Mark schemes can be tricky to follow, but it’s crucial to spend time figuring them out. If you understand the Cambridge IGCSE English literature mark scheme and work backwards from there, the essay writing process will be much easier and you’ll get higher grades as a result!
HOW DO YOU MARK IGCSES?
IGCSEs are marked by examiners, who are employed by the Cambridge exam board. For several years I’ve been an examiner myself, although for a different board – AQA. As examiners, we’re sent a ton of papers and we get paid almost nothing and we have to mark them and send them back very quickly – it’s a tough job! People really only do it because it makes them better teachers, not for money or anything like that.
So, if you think about the person marking your work (such as poor old me with my stacks of 300-400 papers that have to be returned within 2-3 weeks!), there are things you can do to make our lives easier, and if we can read and understand your work easily then we are likely to mark you kindly.
Be clear about your ideas, and structure properly – always use a short plan before you write. Use an academic, formal essay style and show an awareness of assessment objectives – these are the boxes we have to tick in order to justify giving you your grade. Learn the mark schemes. Read that again. Learn the mark schemes! Some schools – especially top schools – teach their students how to understand mark schemes, because then they can adapt their writing to exactly what the examiners are looking for, and get higher grades. Other schools don’t bother (unfortunately, my own school was in this category, which is why I used to write such weird essays because I had no idea what they were looking for!). Don’t leave your grade up to your school or your teacher, teach yourself all the gaps and what you need to know.
Thanks for reading!

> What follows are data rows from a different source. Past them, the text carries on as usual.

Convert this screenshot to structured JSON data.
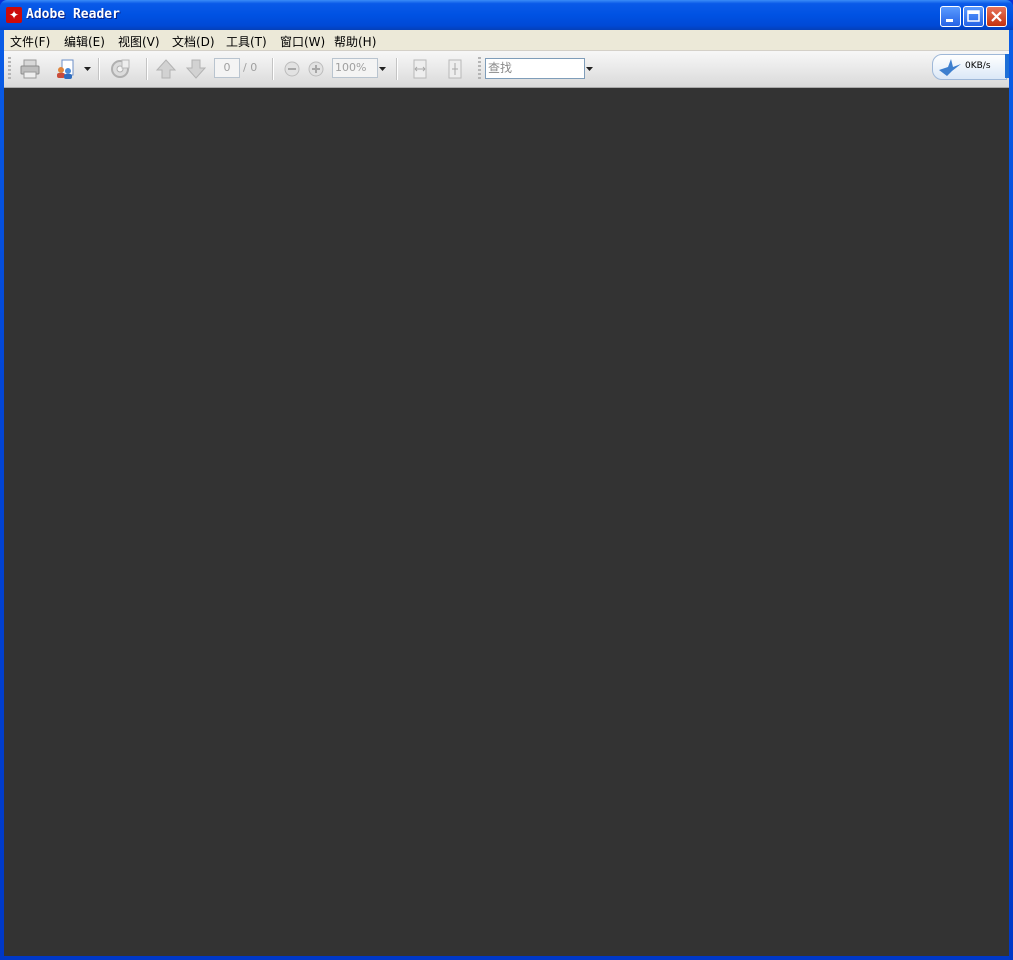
{
  "window": {
    "title": "Adobe Reader",
    "app_icon": "adobe-pdf-icon"
  },
  "caption_buttons": {
    "minimize": "minimize-icon",
    "maximize": "maximize-icon",
    "close": "close-icon"
  },
  "menu": {
    "items": [
      {
        "label": "文件(F)"
      },
      {
        "label": "编辑(E)"
      },
      {
        "label": "视图(V)"
      },
      {
        "label": "文档(D)"
      },
      {
        "label": "工具(T)"
      },
      {
        "label": "窗口(W)"
      },
      {
        "label": "帮助(H)"
      }
    ]
  },
  "toolbar": {
    "page_current": "0",
    "page_total": "/ 0",
    "zoom_value": "100%",
    "find_placeholder": "查找"
  },
  "speed_widget": {
    "value": "0KB/s",
    "icon": "bird-icon"
  },
  "colors": {
    "titlebar": "#0052e3",
    "document_bg": "#333333",
    "toolbar_bg": "#e6e6e6"
  }
}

If you’re looking for more help and support with Literature, English or essay writing in general, you can find recorded video lessons and downloadable content by clicking here.
Here’s a breakdown of the assessment objectives and what they look for at mid-grade and top-tier levels:
“Show detailed knowledge of the content of literary texts in the three main forms (drama, poetry, and prose), supported by reference to the text.”
In plain words: show a detailed understanding of your texts, and understanding of your form – in this case, poetry. Use quotations and references clearly and effectively to back up your ideas.
“Understand the meanings of literary texts and their contexts, and explode texts beyond surface meanings to show deeper awareness of ideas and attitudes.”
In plain words: Understand the deeper meaning and background meaning of your texts – such as the themes, ideas, attitudes, and messages. Learn context. Focus on the time period of the text, plus information on the genre and background of the writer. For the poems, each one has its own context – be sure to learn them and be comfortable with analysing them.
“Recognise and appreciate ways in which writers use language, structure, and form to create and shape meanings and effects.”
In plain words: Understand how language techniques, structural features, and poetics, change and underscore the main messages, themes, and meanings of the poems. Have a confident and equal focus on form, structure and language.
“Communicate a sensitive and informed personal response to literary texts.”
In plain words: Develop your own ideas on the poem with confidence, after clearly learning about the poems in-depth first. Make sure you have your own opinion about the themes and attitudes presented in each poem.
Every objective covers 25% of your overall grade. For a mid-level and top-level essay, here’s what examiners are looking for. I’ve translated the mark scheme into my own words here so it will be clear for you:
MID BAND (high C / low B grade)
AO1 – good knowledge of the text and thorough use of quotations throughout the essay, well-selected quotations that prove your point well.
AO2 – understanding the surface meaning of the text completely, and some of the deeper meanings.
AO3 – a good understanding of language techniques and the way they are used.
AO4 – some personal response, starting to be developed – a sense of deeper thoughts and interpretations being explored.
TOP BAND (A* grade)
AO1 – well-selected evidence and references, skillfully integrated into the text with ‘flair’ (a creative, confident, and personal essay style).
AO2 – an excellent understanding of surface and deeper meanings. This includes a critical exploration (looking at different angles of interpretation) and creative insights into the themes, attitudes, and ideas.
AO3 – sensitive, detailed, and through exploration of form, structure, and language. A detailed understanding of how and why these create specific meanings.
AO4 – personal and evaluate engagement with the question. Don’t just explain the poem, respond properly in the moment to the focus and keywords of the question. Aim to have your own complex and sensitive thoughts about it and how it relates to the poem.
Hopefully, that’s useful for you and you’re starting to feel more confident with essays, exams, and poetry in general. In the next section, we’ll be looking at the poems themselves and what to say or think about them.
If you’re looking for more help and support with Literature, English or essay writing in general, you can find recorded video lessons and downloadable content by clicking here.